Theresa Schumacher didn’t have much interest in fly-fishing until Brad Pitt won her over.
“I saw ‘A River Runs Through It,’ and it kind of sparked my interest in fly-fishing,” Schumacher says.
With prodding from a friend, Schumacher joined the Medford-based Rogue FlyFishers Association and instantly she found a home before she ever cast a single fly.
“Anything you want to learn, you are going to find someone there who knows it and is willing to help you learn it,” Schumacher says.
The club traces its roots to the early 1970s, when fly angler Vern Hooker was unhappy with some fishing regulations on the upper Rogue River. He and Bill Leever Sr. discussed the possibility of organizing a club that became the Rogue FlyFishers in February 1971.
It had 35 charter members, and the first meeting was at the WeAskU Inn along the Rogue River Highway overlooking the Rogue near Grants Pass. Meeting places have bounced around over the years, including a lengthy stint at the now-long-gone Kim’s Restaurant on South Pacific Highway in Medford.

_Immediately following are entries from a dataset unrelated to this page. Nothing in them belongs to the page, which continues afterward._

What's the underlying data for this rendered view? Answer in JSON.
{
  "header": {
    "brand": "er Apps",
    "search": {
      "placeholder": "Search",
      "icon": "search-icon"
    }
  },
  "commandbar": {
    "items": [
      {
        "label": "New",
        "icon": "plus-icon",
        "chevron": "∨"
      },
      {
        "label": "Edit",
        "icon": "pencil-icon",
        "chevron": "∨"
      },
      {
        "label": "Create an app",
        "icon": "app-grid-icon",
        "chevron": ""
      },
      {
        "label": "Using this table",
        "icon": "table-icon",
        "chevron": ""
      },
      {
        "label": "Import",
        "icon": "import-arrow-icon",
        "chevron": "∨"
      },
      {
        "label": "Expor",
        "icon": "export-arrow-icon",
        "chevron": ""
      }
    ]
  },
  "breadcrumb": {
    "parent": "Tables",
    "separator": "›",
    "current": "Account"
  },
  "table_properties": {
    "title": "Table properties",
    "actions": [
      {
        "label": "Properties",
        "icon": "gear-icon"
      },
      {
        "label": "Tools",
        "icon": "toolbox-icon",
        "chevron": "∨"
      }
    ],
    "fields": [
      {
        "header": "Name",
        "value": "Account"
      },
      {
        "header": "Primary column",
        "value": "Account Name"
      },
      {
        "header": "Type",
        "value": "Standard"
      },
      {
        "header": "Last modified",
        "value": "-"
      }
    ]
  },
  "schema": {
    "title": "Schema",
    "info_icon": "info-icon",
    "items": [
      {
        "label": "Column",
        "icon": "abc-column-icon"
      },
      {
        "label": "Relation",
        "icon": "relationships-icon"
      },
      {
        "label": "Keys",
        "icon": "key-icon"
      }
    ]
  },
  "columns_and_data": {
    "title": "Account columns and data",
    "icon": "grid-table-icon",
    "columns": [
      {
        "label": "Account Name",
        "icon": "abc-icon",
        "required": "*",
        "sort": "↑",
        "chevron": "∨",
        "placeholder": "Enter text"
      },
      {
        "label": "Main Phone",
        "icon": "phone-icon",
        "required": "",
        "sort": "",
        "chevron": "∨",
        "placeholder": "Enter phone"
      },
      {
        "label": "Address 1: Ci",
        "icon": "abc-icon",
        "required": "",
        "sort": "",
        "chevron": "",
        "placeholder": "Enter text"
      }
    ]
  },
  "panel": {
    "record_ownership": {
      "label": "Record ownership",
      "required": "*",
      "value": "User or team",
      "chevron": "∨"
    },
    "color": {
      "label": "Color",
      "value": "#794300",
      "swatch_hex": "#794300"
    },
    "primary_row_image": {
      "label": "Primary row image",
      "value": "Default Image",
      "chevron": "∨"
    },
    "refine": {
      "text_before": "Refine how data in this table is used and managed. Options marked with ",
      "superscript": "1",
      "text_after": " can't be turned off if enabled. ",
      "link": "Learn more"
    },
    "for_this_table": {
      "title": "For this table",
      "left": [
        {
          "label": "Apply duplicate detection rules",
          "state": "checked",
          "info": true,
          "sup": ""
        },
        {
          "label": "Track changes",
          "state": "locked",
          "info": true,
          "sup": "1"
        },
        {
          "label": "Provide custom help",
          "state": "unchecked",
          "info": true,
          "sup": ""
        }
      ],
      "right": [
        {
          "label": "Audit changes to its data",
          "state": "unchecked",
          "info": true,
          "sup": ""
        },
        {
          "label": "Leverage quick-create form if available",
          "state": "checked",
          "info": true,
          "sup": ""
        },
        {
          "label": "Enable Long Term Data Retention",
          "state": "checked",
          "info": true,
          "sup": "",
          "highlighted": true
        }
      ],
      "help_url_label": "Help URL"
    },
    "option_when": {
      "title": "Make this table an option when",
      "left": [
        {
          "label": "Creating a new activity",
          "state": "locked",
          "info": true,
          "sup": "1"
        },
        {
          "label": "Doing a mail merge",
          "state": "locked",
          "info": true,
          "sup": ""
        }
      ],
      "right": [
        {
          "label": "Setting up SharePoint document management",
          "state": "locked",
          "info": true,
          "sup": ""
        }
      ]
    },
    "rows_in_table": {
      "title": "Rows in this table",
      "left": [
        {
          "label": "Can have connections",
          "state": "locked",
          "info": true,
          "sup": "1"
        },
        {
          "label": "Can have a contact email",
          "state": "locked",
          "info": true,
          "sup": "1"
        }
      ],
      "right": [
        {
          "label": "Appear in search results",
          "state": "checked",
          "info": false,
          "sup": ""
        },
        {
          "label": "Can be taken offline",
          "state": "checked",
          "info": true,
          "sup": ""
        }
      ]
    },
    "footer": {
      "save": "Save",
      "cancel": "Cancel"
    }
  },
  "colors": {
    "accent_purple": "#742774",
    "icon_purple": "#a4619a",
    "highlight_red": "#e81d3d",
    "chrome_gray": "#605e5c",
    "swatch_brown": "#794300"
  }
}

The organization currently meets the third Wednesday of every month at the Centennial Golf Club with a “wet fly” social hour, dinner, club business and presentations by guests ranging from outdoors authors, guides and conservationists.
The club keeps close ties to the Rogue Fly Tyers and Middle Rogue Steelheaders, two other Southern Oregon angling and fishing-related groups.

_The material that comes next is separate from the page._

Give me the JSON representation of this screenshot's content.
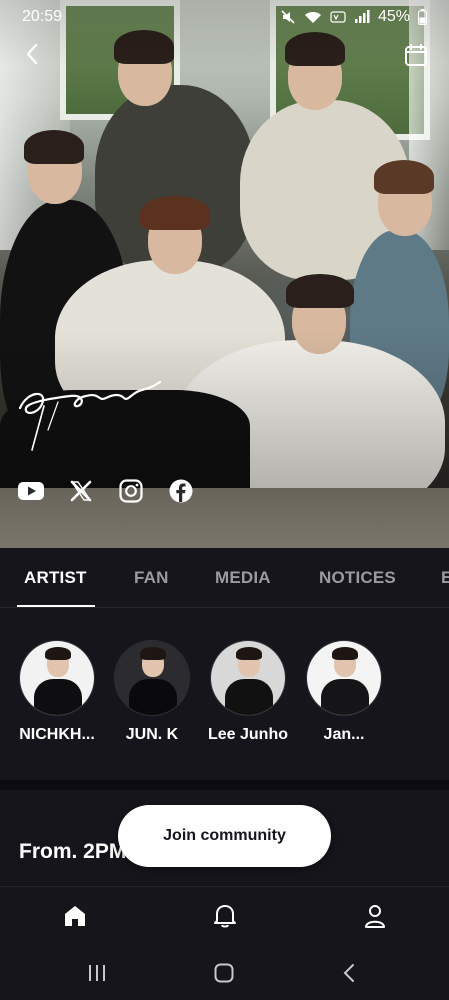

The club has about 180 members who pay $35 individual or $45 family memberships annually.
The Rogue FlyFishers is active in conservation and fishery-enhancement work, spearheading independent studies of insect health and water-quality in the upper Rogue — particularly around the city of Medford’s water-treatment plant and how it may impact insect and aquatic weeds.
The group also is involved in trout-stocking and monitoring at the upper Rogue’s “Holy Water” impoundment immediately below Lost Creek dam, and other fishery-related projects, including monitoring of urban streams for juvenile wild steelhead in and around Medford.

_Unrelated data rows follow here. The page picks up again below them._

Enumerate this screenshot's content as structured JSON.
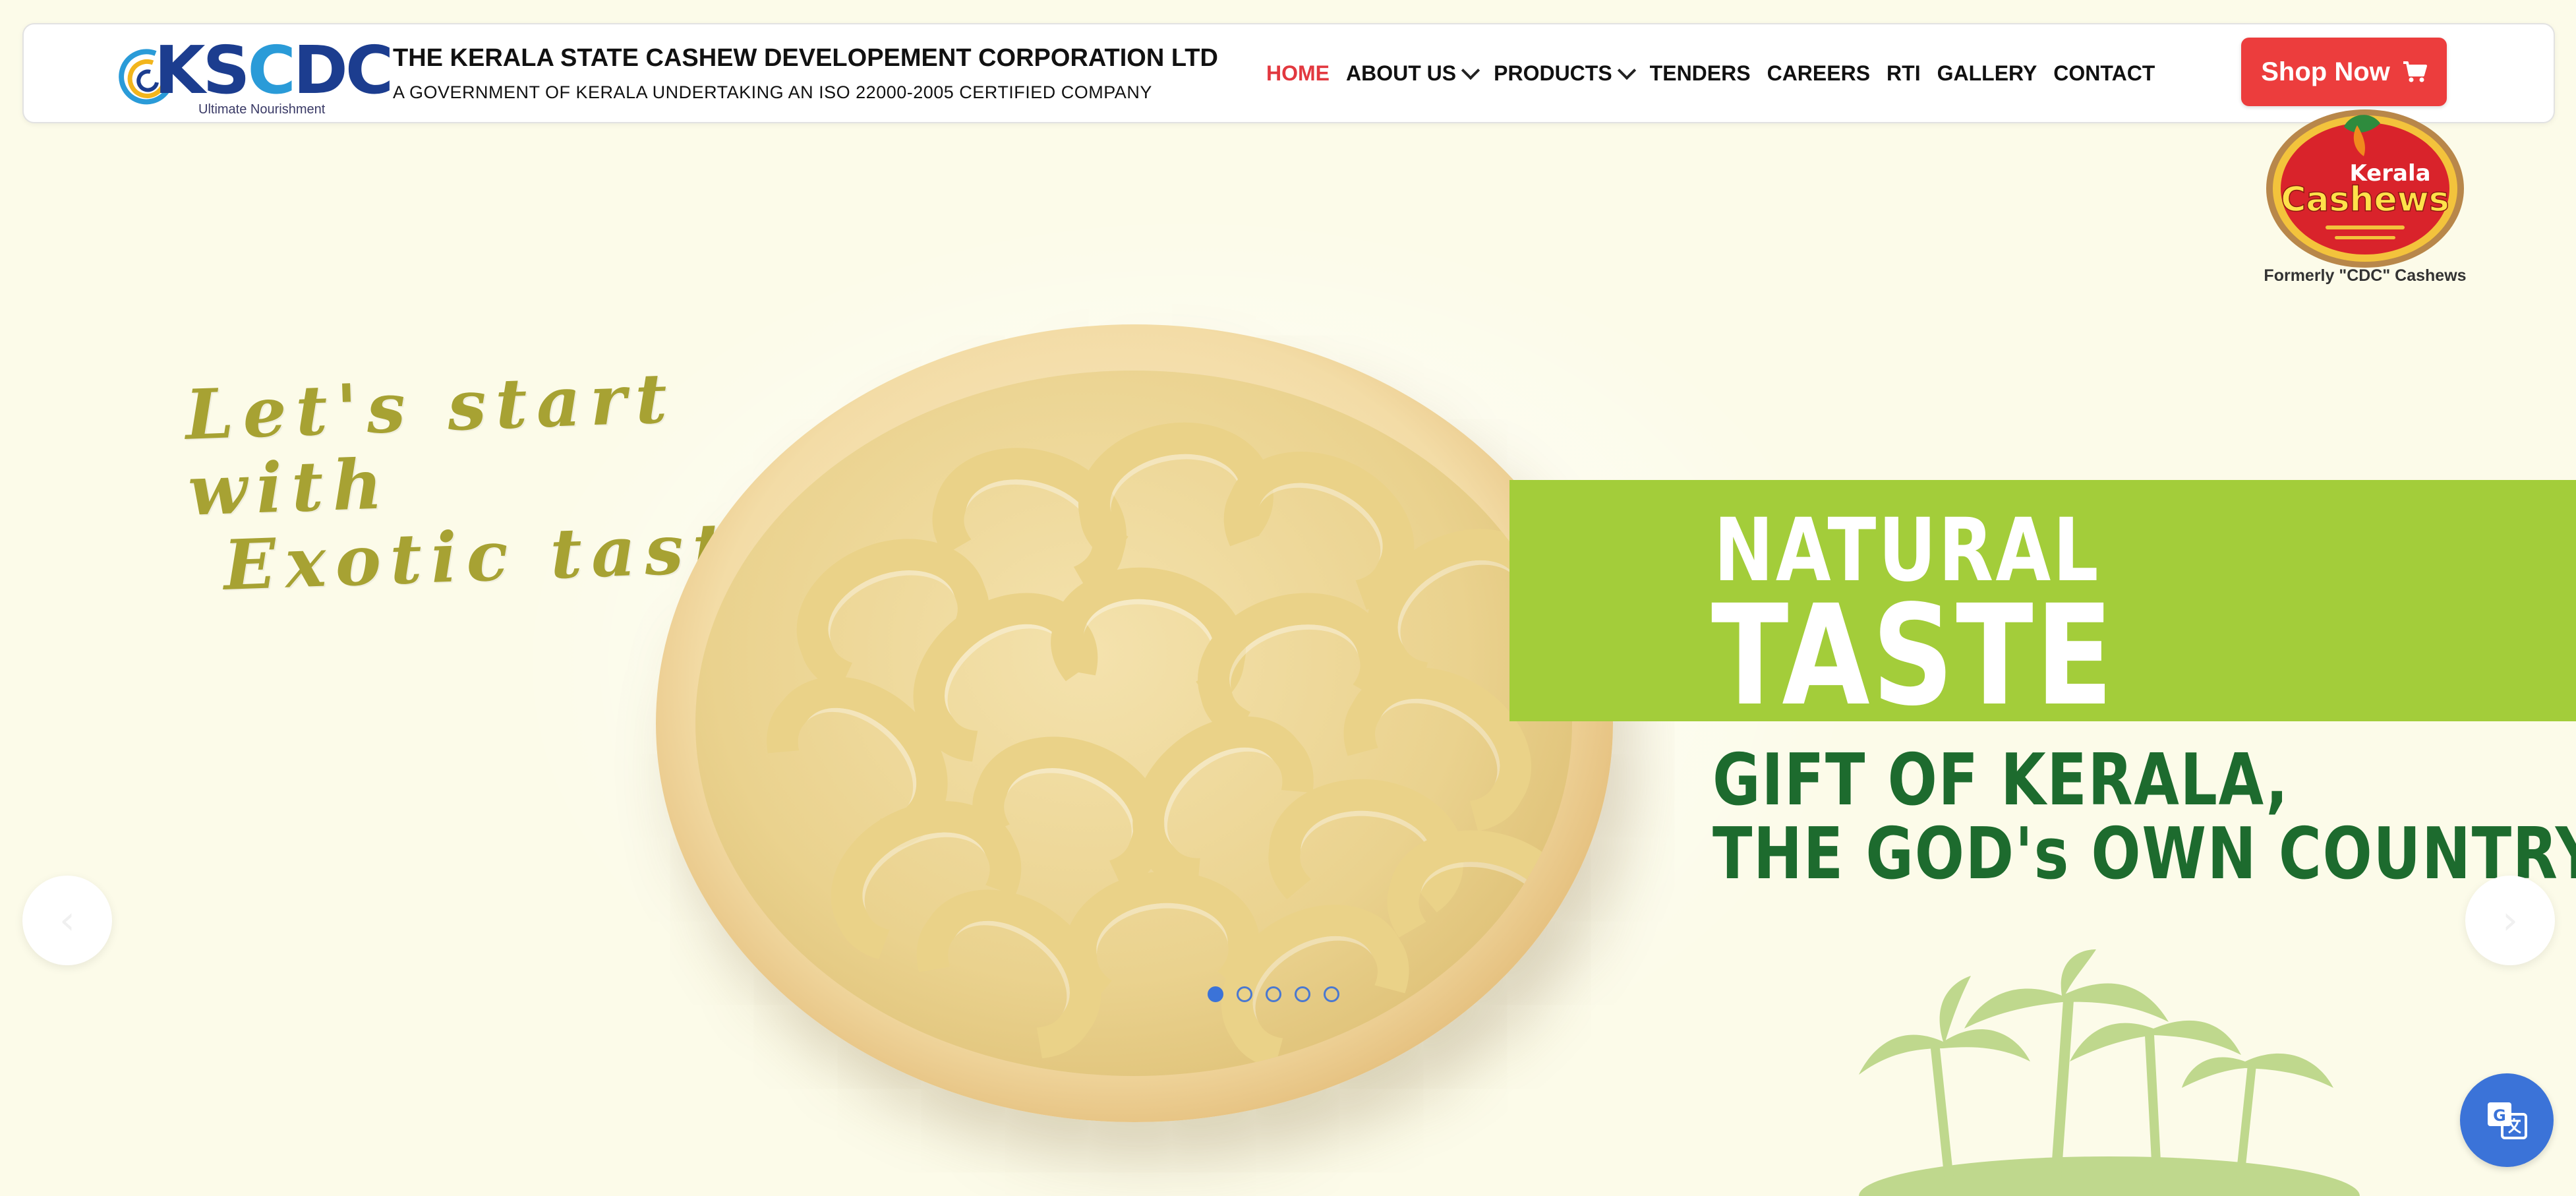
{
  "header": {
    "logo_text": "KSCDC",
    "logo_tagline": "Ultimate Nourishment",
    "company_name": "THE KERALA STATE CASHEW DEVELOPEMENT CORPORATION LTD",
    "company_subtitle": "A GOVERNMENT OF KERALA UNDERTAKING AN ISO 22000-2005 CERTIFIED COMPANY"
  },
  "nav": {
    "items": [
      {
        "label": "HOME",
        "active": true
      },
      {
        "label": "ABOUT US",
        "dropdown": true
      },
      {
        "label": "PRODUCTS",
        "dropdown": true
      },
      {
        "label": "TENDERS"
      },
      {
        "label": "CAREERS"
      },
      {
        "label": "RTI"
      },
      {
        "label": "GALLERY"
      },
      {
        "label": "CONTACT"
      }
    ],
    "shop_label": "Shop Now"
  },
  "badge": {
    "brand_top": "Kerala",
    "brand_main": "Cashews",
    "caption": "Formerly \"CDC\" Cashews"
  },
  "hero": {
    "script_line1": "Let's  start  with",
    "script_line2": "Exotic  taste",
    "headline_small": "NATURAL",
    "headline_big": "TASTE",
    "gift_line1": "GIFT OF KERALA,",
    "gift_line2": "THE GOD's OWN COUNTRY"
  },
  "carousel": {
    "slide_count": 5,
    "active_index": 0
  },
  "colors": {
    "accent_red": "#ec3d3d",
    "nav_active": "#e2383f",
    "band_green": "#a3cd3a",
    "text_green": "#1d6b2e",
    "script_olive": "#a7a233",
    "dot_blue": "#3b73d8"
  },
  "icons": [
    "cart-icon",
    "chevron-down-icon",
    "arrow-left-icon",
    "arrow-right-icon",
    "translate-icon"
  ]
}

Some of the club’s expert fly-casters hold weekly free casting clinics on Monday summer evenings at the Hedrick Middle School football field in east Medford.
The flyfishers also hold regular club outings to fish together in places like the storied North Umpqua River, the coast’s Elk River, half-pounder steelhead fishing on the Rogue near Agness and regular trips to area lakes such as Diamond and Howard Prairie.
It’s an older-aged group, many of whom attend the monthly meetings for the camaraderie and conservation fellowship.
“A lot of these people have known each other for a long time,” member Will Johnson says. “The club mentality is from another era, their era. But there’s enough there that it really keeps them together.”
It’s a chance to remain a dog in the conservation fight, even if it means signing petitions and buying items at their annual fundraising auction, Johnson says.
“They do a lot,” Johnson says. “They give a lot. They’re always looking for ways to give.”
When Schumacher joined the club five years ago, she took a position on the board of directors and serves as the club treasurer.
“I understood there were people here who were going to help me learn,” Schumacher says.
Schumacher regularly attended the casting clinics, even learned to tie flies herself, and she was top rod at a club outing to Diamond Lake three years ago.
Fishing chironomid flies, Schumacher caught the most trout that day as well as the largest at 19 inches, she says.
She’s even had a crack at Rogue summer steelhead thanks to her club affiliations.
Fishing with club members and expert anglers Otis Swishwer and John MacDiarmid one day on the Rogue three years ago, she caught her first Rogue summer steelhead.
“Otis hooked a steelhead and he handed me the rod, saying, ‘You’re going to have to learn how to fight these,’ ” Schumacher says. “It took me a while, but I got it. It was 25 inches.”
Reach Mail Tribune reporter Mark Freeman at 541-776-4470 or email@example.com. Follow him on Twitter at www.twitter.com/MTwriterFreeman.